TASK:
Copy out every line from the records that includes "Code".

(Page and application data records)
##########
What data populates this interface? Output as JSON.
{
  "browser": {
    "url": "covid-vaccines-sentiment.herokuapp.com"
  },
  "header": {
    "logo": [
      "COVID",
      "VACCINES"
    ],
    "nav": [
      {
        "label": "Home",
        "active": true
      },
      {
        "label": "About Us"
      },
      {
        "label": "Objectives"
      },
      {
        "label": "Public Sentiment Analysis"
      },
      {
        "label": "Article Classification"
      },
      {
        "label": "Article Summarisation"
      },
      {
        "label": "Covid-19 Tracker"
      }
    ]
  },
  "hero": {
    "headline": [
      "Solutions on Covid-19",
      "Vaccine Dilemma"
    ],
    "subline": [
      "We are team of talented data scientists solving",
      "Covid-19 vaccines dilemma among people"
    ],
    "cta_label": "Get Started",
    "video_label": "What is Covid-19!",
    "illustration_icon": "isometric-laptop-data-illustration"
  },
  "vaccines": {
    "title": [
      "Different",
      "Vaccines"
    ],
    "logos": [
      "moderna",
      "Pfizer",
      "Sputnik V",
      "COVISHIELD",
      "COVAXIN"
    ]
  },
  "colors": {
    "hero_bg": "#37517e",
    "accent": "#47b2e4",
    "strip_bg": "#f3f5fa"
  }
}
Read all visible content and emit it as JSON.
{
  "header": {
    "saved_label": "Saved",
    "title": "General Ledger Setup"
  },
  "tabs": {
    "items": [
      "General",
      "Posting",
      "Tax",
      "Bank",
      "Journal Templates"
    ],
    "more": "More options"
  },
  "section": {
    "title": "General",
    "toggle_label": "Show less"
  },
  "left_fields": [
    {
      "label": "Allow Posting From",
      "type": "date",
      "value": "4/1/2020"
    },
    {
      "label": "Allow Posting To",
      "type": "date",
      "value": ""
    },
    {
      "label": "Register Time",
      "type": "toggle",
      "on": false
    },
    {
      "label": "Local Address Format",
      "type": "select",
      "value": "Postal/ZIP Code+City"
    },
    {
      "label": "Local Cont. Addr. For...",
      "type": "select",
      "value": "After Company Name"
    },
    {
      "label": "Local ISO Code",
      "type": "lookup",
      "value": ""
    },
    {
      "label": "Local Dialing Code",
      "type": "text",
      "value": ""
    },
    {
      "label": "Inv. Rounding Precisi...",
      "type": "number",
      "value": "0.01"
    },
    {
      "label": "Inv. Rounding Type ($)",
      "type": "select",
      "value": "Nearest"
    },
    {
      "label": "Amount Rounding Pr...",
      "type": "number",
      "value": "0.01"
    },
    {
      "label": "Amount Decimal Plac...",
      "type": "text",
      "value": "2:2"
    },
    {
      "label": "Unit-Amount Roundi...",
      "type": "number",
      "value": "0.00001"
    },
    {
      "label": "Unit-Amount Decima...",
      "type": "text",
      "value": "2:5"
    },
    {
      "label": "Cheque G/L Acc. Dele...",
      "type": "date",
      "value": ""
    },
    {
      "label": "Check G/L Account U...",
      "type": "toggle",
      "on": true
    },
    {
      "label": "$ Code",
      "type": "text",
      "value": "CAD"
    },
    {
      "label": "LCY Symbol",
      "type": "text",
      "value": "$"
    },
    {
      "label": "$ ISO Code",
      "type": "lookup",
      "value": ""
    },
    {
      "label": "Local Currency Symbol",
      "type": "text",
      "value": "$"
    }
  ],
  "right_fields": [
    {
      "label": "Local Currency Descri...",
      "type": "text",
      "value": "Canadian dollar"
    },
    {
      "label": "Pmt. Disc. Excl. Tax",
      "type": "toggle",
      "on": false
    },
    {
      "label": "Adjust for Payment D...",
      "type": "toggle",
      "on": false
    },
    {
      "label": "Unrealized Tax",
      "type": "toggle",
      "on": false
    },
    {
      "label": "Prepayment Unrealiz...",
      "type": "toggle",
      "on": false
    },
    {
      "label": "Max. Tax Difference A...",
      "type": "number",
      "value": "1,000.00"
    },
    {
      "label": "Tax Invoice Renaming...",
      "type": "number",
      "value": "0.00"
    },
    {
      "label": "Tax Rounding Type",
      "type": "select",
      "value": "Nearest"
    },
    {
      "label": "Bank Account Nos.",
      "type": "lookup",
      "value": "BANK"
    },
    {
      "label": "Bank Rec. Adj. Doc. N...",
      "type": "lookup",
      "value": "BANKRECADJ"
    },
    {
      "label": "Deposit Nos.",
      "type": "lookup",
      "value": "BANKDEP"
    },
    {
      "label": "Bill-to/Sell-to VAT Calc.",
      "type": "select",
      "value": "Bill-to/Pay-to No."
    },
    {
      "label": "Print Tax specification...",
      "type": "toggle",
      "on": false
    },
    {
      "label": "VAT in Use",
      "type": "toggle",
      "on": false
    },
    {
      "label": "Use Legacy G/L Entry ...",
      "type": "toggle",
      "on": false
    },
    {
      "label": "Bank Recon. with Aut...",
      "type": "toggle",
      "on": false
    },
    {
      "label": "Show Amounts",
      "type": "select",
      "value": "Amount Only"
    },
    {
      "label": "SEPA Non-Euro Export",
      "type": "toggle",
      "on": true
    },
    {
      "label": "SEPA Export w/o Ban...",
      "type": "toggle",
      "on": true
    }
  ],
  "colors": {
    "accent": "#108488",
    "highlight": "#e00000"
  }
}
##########
WRITTEN ANSWER:
      "value": "Postal/ZIP Code+City"
      "label": "Local ISO Code",
      "label": "Local Dialing Code",
      "label": "$ Code",
      "label": "$ ISO Code",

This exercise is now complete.